##### DATA FOR PROCESSING #####
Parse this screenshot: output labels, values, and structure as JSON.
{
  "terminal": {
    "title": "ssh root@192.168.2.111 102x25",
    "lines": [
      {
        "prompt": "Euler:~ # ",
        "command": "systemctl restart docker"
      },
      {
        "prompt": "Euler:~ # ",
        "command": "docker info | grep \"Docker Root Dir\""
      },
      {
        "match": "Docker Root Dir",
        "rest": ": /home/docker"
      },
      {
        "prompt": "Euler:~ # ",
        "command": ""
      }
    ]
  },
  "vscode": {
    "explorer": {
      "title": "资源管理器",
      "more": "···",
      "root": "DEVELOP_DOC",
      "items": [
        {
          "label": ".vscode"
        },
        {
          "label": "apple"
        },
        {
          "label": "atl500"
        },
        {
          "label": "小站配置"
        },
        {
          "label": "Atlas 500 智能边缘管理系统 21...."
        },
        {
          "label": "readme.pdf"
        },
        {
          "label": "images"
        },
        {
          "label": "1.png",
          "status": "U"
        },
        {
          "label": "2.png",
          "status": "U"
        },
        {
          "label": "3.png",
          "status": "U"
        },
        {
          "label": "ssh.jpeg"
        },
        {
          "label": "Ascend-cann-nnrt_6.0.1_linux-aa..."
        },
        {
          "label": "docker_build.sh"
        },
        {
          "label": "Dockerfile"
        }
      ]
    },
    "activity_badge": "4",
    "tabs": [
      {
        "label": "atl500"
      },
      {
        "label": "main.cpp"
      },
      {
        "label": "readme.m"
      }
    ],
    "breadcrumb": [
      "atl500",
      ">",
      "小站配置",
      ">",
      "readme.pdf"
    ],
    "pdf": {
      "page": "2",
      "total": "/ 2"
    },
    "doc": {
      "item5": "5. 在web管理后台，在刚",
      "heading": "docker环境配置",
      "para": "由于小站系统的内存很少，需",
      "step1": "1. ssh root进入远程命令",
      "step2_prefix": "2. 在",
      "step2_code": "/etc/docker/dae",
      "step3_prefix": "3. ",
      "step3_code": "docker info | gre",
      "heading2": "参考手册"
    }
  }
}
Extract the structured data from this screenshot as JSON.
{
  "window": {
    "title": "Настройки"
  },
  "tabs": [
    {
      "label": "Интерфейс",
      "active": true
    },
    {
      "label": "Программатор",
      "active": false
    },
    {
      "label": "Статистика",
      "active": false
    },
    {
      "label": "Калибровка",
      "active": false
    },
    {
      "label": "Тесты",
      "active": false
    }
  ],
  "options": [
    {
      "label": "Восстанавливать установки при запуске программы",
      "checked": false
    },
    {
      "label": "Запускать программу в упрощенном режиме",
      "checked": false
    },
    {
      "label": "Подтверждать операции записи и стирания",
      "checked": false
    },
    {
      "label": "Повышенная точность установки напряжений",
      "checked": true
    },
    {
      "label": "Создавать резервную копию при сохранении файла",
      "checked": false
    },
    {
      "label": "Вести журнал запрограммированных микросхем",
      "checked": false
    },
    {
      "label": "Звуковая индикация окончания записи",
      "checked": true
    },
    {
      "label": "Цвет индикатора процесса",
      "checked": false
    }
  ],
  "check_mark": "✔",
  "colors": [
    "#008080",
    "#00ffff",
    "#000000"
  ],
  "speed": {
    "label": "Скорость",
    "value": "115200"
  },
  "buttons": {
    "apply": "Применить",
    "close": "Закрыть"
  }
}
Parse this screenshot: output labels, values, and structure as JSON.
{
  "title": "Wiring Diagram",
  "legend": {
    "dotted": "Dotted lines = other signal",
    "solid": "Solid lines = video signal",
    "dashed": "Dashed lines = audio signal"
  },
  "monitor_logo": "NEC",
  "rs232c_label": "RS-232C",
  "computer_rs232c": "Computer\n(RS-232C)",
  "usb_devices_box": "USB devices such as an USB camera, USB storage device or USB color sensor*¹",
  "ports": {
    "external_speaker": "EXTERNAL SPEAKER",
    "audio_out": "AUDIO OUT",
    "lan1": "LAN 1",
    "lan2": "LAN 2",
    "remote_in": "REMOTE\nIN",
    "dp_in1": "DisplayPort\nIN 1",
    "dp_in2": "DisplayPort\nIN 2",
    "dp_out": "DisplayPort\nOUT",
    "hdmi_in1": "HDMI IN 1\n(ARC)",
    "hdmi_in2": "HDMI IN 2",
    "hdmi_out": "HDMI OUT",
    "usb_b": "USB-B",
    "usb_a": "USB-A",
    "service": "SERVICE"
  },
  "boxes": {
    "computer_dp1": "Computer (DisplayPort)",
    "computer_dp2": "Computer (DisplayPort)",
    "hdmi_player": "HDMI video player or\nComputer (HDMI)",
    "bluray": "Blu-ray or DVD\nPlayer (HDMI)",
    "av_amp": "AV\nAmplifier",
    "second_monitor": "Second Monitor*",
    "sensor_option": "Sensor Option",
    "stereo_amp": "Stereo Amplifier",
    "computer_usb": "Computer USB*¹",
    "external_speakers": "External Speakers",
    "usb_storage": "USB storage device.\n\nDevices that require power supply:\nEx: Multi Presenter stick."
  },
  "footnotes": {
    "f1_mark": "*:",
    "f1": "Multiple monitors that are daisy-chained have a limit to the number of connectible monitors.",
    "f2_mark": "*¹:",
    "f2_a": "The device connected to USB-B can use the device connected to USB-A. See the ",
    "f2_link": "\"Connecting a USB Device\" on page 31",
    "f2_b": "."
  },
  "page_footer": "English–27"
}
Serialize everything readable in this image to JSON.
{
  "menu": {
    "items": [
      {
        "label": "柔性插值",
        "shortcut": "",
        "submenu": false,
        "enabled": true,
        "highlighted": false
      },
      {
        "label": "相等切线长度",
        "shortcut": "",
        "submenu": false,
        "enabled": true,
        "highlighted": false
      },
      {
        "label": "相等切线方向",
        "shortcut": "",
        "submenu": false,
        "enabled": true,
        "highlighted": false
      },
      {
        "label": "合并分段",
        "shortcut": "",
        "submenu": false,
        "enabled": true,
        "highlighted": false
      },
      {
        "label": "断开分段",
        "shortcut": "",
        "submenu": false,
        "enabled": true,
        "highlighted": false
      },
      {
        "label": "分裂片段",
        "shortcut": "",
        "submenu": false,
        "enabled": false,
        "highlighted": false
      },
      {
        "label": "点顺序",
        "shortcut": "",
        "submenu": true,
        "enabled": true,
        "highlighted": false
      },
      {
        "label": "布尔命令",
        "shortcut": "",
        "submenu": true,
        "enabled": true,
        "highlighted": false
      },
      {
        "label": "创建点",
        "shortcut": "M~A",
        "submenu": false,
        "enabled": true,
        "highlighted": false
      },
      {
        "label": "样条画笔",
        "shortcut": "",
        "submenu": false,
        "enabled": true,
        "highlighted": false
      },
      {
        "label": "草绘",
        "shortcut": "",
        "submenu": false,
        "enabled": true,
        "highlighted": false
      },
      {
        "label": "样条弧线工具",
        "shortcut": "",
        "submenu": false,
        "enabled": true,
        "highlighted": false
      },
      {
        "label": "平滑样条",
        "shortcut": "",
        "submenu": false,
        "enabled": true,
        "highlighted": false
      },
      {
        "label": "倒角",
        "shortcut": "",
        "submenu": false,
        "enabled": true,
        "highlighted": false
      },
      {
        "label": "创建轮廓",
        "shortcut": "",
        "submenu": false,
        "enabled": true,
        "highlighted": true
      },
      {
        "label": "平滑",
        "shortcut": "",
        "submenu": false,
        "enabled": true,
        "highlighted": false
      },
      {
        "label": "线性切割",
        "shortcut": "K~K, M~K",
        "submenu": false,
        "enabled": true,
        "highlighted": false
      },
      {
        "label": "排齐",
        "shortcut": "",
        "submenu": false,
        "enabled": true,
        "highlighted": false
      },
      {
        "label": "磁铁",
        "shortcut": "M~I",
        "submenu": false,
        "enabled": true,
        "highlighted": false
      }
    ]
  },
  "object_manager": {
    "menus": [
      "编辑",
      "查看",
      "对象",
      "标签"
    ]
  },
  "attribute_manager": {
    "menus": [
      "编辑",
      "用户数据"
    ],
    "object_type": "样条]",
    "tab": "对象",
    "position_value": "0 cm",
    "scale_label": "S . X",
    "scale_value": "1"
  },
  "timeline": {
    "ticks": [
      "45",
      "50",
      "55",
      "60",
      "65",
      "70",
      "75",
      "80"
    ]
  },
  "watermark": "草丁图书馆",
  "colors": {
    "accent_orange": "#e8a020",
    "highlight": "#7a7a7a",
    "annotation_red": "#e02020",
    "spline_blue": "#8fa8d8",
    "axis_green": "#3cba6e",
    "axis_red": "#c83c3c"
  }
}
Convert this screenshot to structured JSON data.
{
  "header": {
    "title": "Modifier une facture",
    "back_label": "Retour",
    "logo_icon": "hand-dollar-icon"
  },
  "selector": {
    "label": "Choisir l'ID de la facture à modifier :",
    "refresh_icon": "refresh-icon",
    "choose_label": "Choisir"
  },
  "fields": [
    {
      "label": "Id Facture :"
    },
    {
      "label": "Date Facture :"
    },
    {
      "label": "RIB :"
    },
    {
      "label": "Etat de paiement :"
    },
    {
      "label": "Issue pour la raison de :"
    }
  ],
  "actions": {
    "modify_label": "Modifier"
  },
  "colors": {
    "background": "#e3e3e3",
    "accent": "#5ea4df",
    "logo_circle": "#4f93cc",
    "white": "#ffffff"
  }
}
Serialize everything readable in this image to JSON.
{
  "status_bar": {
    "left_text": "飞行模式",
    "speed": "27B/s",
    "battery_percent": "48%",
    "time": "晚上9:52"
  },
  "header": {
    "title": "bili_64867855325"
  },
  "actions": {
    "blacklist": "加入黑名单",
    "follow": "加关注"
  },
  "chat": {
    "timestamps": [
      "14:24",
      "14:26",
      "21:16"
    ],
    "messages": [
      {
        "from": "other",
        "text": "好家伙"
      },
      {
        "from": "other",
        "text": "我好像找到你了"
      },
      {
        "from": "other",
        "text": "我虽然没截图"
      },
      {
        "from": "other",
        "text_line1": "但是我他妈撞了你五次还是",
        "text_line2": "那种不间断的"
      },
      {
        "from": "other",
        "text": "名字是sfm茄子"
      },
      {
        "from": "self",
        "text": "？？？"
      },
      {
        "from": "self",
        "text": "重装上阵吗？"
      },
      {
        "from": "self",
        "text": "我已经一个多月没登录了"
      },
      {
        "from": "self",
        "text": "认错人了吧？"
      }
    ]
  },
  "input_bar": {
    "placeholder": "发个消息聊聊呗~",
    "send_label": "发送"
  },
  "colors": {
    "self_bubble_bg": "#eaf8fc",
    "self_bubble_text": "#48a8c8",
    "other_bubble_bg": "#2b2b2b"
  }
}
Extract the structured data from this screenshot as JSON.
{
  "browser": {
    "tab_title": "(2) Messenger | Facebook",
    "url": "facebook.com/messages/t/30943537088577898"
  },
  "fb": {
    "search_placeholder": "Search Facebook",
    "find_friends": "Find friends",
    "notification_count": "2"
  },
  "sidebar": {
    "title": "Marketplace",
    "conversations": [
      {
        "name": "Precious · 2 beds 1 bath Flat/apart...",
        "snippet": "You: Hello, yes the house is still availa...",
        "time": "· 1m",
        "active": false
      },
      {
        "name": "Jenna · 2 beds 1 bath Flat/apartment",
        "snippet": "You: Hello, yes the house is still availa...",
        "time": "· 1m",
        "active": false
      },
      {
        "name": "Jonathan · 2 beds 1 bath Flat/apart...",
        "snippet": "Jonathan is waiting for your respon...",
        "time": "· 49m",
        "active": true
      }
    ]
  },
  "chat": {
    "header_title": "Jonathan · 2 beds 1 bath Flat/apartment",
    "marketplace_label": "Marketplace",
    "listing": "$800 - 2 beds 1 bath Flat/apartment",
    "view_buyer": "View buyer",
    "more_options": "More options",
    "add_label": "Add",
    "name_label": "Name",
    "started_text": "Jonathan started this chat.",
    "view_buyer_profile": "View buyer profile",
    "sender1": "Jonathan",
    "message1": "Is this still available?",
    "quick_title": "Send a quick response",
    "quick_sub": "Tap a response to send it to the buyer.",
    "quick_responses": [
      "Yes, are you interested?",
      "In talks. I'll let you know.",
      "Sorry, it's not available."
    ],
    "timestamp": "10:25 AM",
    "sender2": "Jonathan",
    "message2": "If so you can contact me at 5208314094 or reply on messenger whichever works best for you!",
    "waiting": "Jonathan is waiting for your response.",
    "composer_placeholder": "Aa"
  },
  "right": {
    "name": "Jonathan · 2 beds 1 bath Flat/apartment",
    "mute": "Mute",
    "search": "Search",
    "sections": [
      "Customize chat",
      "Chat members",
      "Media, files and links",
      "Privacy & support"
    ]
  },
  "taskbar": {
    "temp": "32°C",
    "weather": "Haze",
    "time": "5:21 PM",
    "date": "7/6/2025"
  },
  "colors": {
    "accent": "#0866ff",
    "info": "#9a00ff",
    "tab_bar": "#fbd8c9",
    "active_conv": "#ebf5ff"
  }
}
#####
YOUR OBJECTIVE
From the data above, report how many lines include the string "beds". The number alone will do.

ANSWER
6